Canadian researchers find weight-loss surgery tied to higher suicide risk

Park Sae-jin Reporter() | Posted : October 19, 2015, 16:22 | Updated : October 19, 2015, 16:22
Severely obese people, who undergo weight-loss surgery, may have an increased risk for self-harm behaviors, including suicidal ideation and attempts, a study said Wednesday.

Previous studies found self-harm behaviors are frequent in morbidly obese patients, but it's unclear whether these behaviors are mitigated or aggravated by bariatric surgery, which can lead to an estimated 60 percent to 80 percent reduction in excess weight within one year of surgery.

JunaidBhatti of the Toronto-based Sunnybrook Research Institute and colleagues studied 8,815 Canadian adults who underwent bariatric surgery.

For each patient, they examined medical records three years before and three years after surgery.

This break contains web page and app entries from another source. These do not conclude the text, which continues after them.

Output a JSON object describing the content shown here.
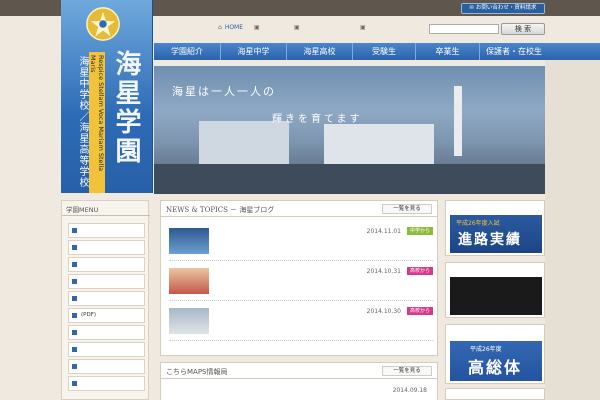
{
  "topbar": {
    "text": "",
    "contact_label": "お問い合わせ・資料請求"
  },
  "logo": {
    "main": "海星学園",
    "sub": "海星中学校／海星高等学校",
    "latin": "Respice Stellam Voca Mariam Stella Maris"
  },
  "toplinks": [
    {
      "label": "HOME",
      "icon": "home-icon"
    },
    {
      "label": "",
      "icon": "building-icon"
    },
    {
      "label": "",
      "icon": "building-icon"
    },
    {
      "label": "",
      "icon": "building-icon"
    }
  ],
  "search": {
    "placeholder": "",
    "button_label": "検 索"
  },
  "nav": [
    "学園紹介",
    "海星中学",
    "海星高校",
    "受験生",
    "卒業生",
    "保護者・在校生"
  ],
  "hero": {
    "line1": "海星は一人一人の",
    "line2": "輝きを育てます"
  },
  "left_menu": {
    "title": "学園MENU",
    "items": [
      "",
      "",
      "",
      "",
      "",
      "(PDF)",
      "",
      "",
      "",
      "",
      ""
    ]
  },
  "news": {
    "header": "NEWS & TOPICS － 海星ブログ",
    "more": "一覧を見る",
    "entries": [
      {
        "title": "",
        "date": "2014.11.01",
        "badge": "中学から",
        "badge_color": "#8bbd3a",
        "excerpt": ""
      },
      {
        "title": "",
        "date": "2014.10.31",
        "badge": "高校から",
        "badge_color": "#d83a8a",
        "excerpt": ""
      },
      {
        "title": "",
        "date": "2014.10.30",
        "badge": "高校から",
        "badge_color": "#d83a8a",
        "excerpt": ""
      }
    ]
  },
  "maps": {
    "header": "こちらMAPS情報局",
    "more": "一覧を見る",
    "first_date": "2014.09.18"
  },
  "right": {
    "box1_title": "",
    "banner1_line1": "平成26年度入試",
    "banner1_line2": "進路実績",
    "box2_title": "",
    "banner2_text": "",
    "banner3_line1": "平成26年度",
    "banner3_line2": "高総体",
    "box4_title": ""
  }
}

The results, published in the U.S. journal JAMA Surgery, showed that 111 patients had 158 self-harm emergencies during follow-up.

Although a few patients had self-harm emergencies, the risk of these emergencies increased by approximately 50 percent after surgery, they said.

Nearly all of these patients had a history of a mental health disorder, and intentional self-poisoning by medications was the most common mechanism of attempted suicide.

"These adverse events undermine the overall benefits of bariatric surgery," the researchers wrote. "Overall, these findings imply that more work is needed to understand why self-harm behaviors increase in the postoperative period and how these risks might be reduced."

By Ruchi Singh
© Aju Business Daily & Copyright: All materials on this site may not be reproduced, distributed, transmitted, displayed, published or broadcast without the authorization from the Aju News Corporation.
기사 이미지 확대 보기